#### To do:
Look through the data below and, wherever a line carries the word "title", please copy that line.

#### Task material:
====

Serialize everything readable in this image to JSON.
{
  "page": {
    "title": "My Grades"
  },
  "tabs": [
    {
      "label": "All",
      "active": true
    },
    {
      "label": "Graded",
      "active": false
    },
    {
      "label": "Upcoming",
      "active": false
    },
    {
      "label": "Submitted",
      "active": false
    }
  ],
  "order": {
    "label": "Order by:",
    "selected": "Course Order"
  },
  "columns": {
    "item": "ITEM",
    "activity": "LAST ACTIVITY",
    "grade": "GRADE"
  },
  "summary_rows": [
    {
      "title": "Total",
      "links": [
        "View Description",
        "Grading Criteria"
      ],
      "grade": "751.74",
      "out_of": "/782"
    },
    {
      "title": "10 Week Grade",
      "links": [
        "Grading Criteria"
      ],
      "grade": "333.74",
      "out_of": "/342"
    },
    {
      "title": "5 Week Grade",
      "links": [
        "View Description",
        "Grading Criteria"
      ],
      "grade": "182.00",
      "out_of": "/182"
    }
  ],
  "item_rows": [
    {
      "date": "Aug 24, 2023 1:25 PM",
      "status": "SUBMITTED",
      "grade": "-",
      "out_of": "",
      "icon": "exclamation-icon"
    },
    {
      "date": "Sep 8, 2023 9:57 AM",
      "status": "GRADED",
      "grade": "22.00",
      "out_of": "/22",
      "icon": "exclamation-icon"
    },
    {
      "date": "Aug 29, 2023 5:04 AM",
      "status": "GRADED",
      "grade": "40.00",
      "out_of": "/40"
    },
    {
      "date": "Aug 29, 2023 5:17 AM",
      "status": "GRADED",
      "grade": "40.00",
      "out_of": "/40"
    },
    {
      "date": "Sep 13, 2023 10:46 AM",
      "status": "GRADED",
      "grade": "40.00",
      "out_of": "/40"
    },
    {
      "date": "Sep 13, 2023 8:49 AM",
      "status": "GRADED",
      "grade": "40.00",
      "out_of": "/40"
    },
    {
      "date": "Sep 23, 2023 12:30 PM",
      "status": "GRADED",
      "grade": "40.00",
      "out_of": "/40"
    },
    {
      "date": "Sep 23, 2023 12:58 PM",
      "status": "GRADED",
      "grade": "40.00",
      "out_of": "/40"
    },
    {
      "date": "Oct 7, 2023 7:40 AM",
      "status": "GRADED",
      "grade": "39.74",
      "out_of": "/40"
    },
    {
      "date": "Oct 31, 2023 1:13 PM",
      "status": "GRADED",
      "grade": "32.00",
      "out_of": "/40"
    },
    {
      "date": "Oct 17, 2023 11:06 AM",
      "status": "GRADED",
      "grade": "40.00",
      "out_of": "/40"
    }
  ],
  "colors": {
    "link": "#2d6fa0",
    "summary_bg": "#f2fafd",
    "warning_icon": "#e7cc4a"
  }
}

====

#### Finished task:
    "title": "My Grades"
      "title": "Total",
      "title": "10 Week Grade",
      "title": "5 Week Grade",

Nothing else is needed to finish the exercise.